_REQUIREMENT_.
All of the data that follows is to be written out exactly, with images excluded.

######

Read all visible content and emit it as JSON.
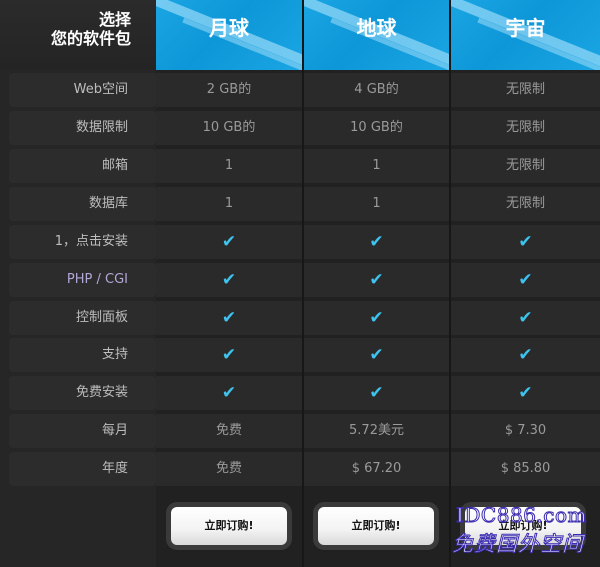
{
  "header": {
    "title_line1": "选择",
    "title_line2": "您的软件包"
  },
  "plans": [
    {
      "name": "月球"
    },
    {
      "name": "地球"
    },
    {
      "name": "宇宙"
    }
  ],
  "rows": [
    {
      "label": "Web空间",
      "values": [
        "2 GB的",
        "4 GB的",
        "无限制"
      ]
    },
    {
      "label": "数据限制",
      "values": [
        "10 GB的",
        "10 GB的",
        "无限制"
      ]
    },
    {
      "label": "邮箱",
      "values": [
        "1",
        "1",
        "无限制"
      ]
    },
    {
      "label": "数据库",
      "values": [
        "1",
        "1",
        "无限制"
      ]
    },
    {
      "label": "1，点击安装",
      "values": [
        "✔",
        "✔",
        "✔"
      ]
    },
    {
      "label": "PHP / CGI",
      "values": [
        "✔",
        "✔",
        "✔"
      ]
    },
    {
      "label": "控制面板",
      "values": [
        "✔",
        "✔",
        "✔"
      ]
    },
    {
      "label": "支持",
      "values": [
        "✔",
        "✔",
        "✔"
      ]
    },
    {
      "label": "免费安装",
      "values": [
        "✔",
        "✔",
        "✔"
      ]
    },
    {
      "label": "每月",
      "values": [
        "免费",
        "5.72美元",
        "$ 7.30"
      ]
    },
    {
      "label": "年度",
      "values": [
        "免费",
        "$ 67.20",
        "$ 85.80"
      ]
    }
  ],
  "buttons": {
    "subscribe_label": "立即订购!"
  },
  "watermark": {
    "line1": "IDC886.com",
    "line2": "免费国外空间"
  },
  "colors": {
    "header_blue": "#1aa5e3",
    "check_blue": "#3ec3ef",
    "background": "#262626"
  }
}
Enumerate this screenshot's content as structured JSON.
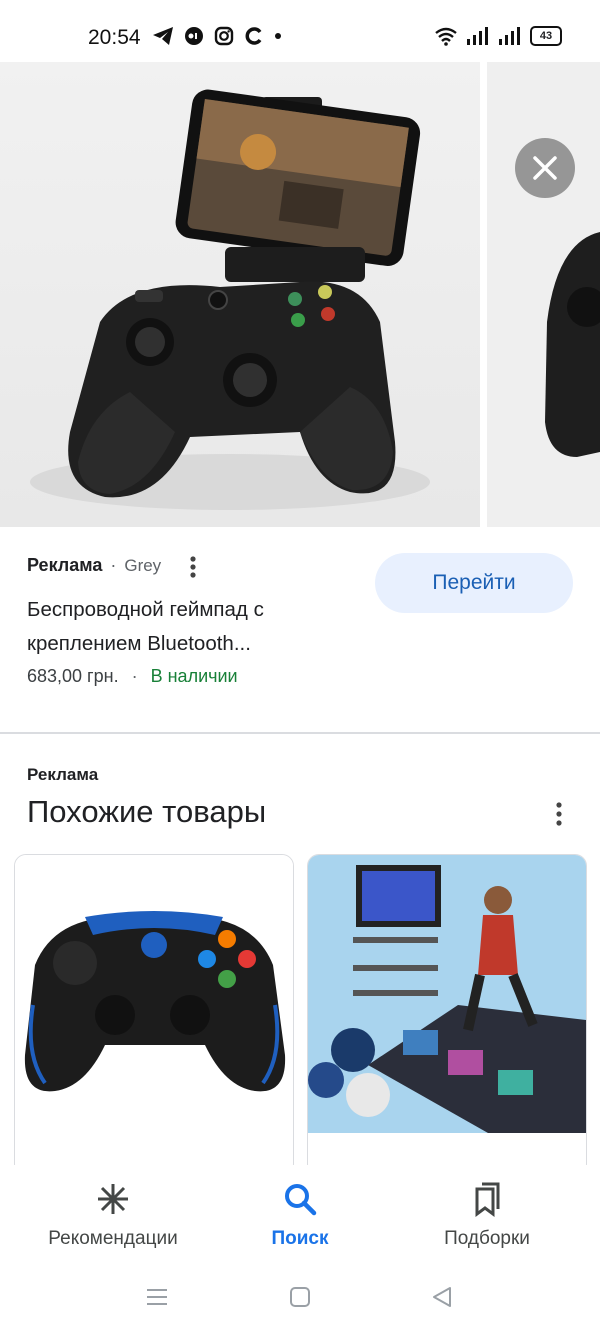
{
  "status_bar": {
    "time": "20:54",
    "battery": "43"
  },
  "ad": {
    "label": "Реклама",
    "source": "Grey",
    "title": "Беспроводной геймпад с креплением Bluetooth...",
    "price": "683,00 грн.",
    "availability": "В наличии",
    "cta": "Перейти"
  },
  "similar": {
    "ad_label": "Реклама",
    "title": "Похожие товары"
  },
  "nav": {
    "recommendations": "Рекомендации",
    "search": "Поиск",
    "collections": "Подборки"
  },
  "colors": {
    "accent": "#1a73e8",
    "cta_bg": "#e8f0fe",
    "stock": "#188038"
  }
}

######

_SOLUTION FOR THIS TASK_.
Read all visible content and emit it as JSON.
{
  "header": {
    "title_line1": "选择",
    "title_line2": "您的软件包"
  },
  "plans": [
    {
      "name": "月球"
    },
    {
      "name": "地球"
    },
    {
      "name": "宇宙"
    }
  ],
  "rows": [
    {
      "label": "Web空间",
      "values": [
        "2 GB的",
        "4 GB的",
        "无限制"
      ]
    },
    {
      "label": "数据限制",
      "values": [
        "10 GB的",
        "10 GB的",
        "无限制"
      ]
    },
    {
      "label": "邮箱",
      "values": [
        "1",
        "1",
        "无限制"
      ]
    },
    {
      "label": "数据库",
      "values": [
        "1",
        "1",
        "无限制"
      ]
    },
    {
      "label": "1，点击安装",
      "values": [
        "✔",
        "✔",
        "✔"
      ]
    },
    {
      "label": "PHP / CGI",
      "values": [
        "✔",
        "✔",
        "✔"
      ]
    },
    {
      "label": "控制面板",
      "values": [
        "✔",
        "✔",
        "✔"
      ]
    },
    {
      "label": "支持",
      "values": [
        "✔",
        "✔",
        "✔"
      ]
    },
    {
      "label": "免费安装",
      "values": [
        "✔",
        "✔",
        "✔"
      ]
    },
    {
      "label": "每月",
      "values": [
        "免费",
        "5.72美元",
        "$ 7.30"
      ]
    },
    {
      "label": "年度",
      "values": [
        "免费",
        "$ 67.20",
        "$ 85.80"
      ]
    }
  ],
  "buttons": {
    "subscribe_label": "立即订购!"
  },
  "watermark": {
    "line1": "IDC886.com",
    "line2": "免费国外空间"
  },
  "colors": {
    "header_blue": "#1aa5e3",
    "check_blue": "#3ec3ef",
    "background": "#262626"
  }
}
Enumerate this screenshot's content as structured JSON.
{
  "status_bar": {
    "time": "20:54",
    "battery": "43"
  },
  "ad": {
    "label": "Реклама",
    "source": "Grey",
    "title": "Беспроводной геймпад с креплением Bluetooth...",
    "price": "683,00 грн.",
    "availability": "В наличии",
    "cta": "Перейти"
  },
  "similar": {
    "ad_label": "Реклама",
    "title": "Похожие товары"
  },
  "nav": {
    "recommendations": "Рекомендации",
    "search": "Поиск",
    "collections": "Подборки"
  },
  "colors": {
    "accent": "#1a73e8",
    "cta_bg": "#e8f0fe",
    "stock": "#188038"
  }
}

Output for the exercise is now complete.